example before us this fact is apparent, and affords the basis for another line of reasoning by which all such stratified deposits, however great their magnitude, are to be referred to the same source—namely, stream-transported materials derived from a decaying and wasting land surface, laid down in water under the influence of gravity.

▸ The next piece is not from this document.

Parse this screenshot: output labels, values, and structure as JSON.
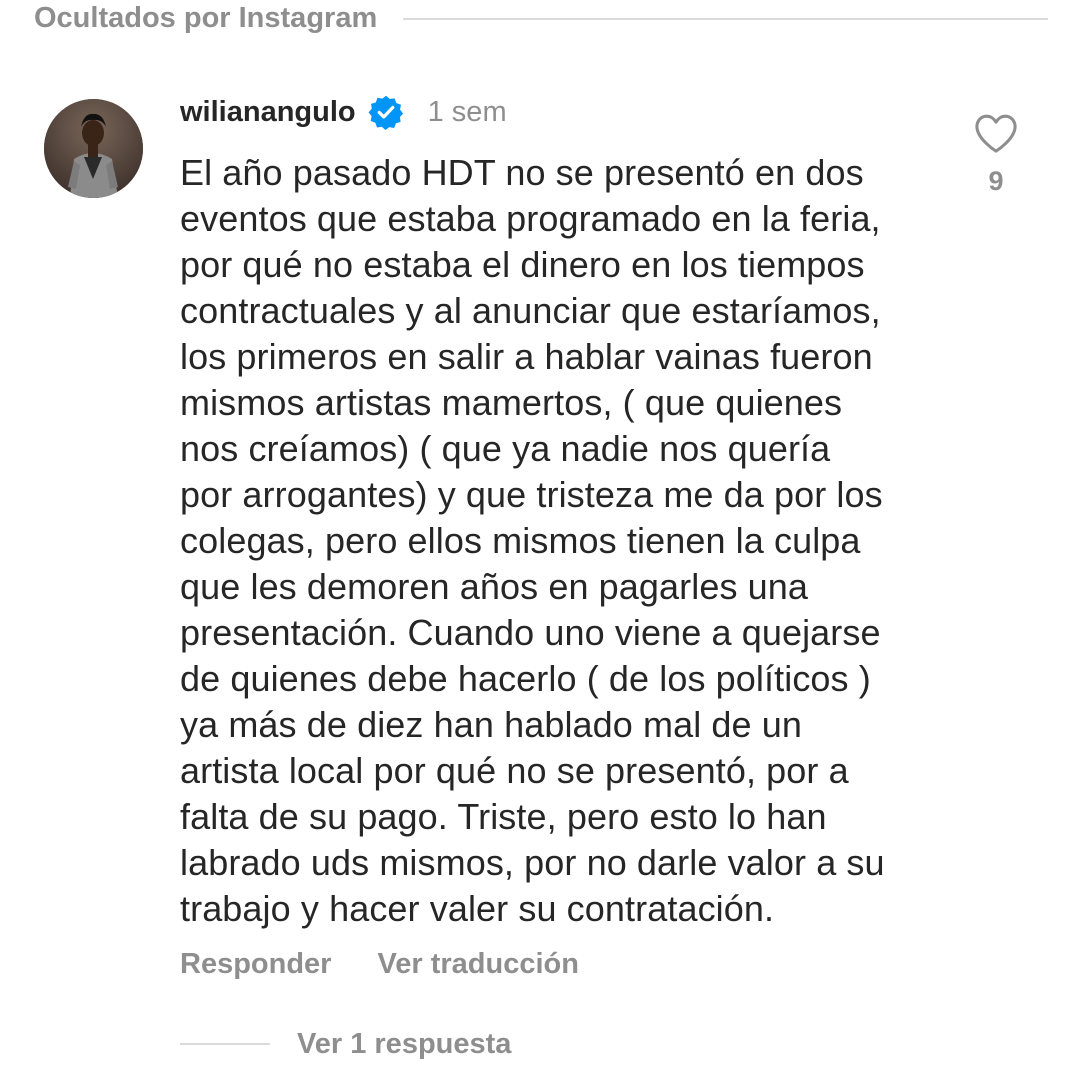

We have now arrived at a most important and far-reaching generalization so far as the work performed by running water is concerned, and its action in filling our lakes and ponds; and we have learned by observation on a small scale the means by which such deposits may be recognized. Let us apply these means of recognition to the phenomena shown by our large rivers and the more enduring oceans into which they drain. In the same manner that we have studied the little pool and larger lake, we will look into the work done by the great waterways of our continents, selecting as a type of such streams the mighty Mississippi. Careful measurement has shown that this river annually transports two hundred million tons of sediment mechanically suspended. What becomes of this enormous quantity of sand and clay, equal to a cubic mile in a little over a century, as it is swept into the waters of the Gulf of Mexico? For this purpose we have only to visit the region about its mouth to become acquainted with the almost impotent struggles that have been made by our Government during the last fifty years in an effort to keep the river below New Orleans, in part at least, confined to its present channels; and to study the chart of that portion of the Gulf coast prepared by the United States Coast and Geodetic Survey (see Fig. 6). We have not forgotten the little lobes; their method of growth, and the general form of our first-seen delta, shown in Fig. 3. In viewing the phenomena at the mouth of the Mississippi, it is no longer necessary for our present purposes to make a detailed study, since it will become apparent at once that the river is doing the work on a larger scale typified by the performance of the tiny stream flowing into its temporary pool. In place of the little delta with its still smaller lobes, the Mississippi has deposited at its mouth an enormous delta, thousands of square miles in area, and its bifurcating arms may be seen building out several scallops for miles into the waters of the gulf. For centuries these long lobes have been building in advance of the delta front. The arms gradually become clogged with sediment, a new passage to the ocean is opened on the sides, where deposition will begin at a new point, producing a lobe as before. Situated many miles up the river, it is to-day the great fear of New Orleans that its only navigable arm to the sea will thus be closed to that commerce upon which the life of the city depends.
Only a portion of the sediment brought in by the river goes to form its delta; a large part of the finest material, such as clay, is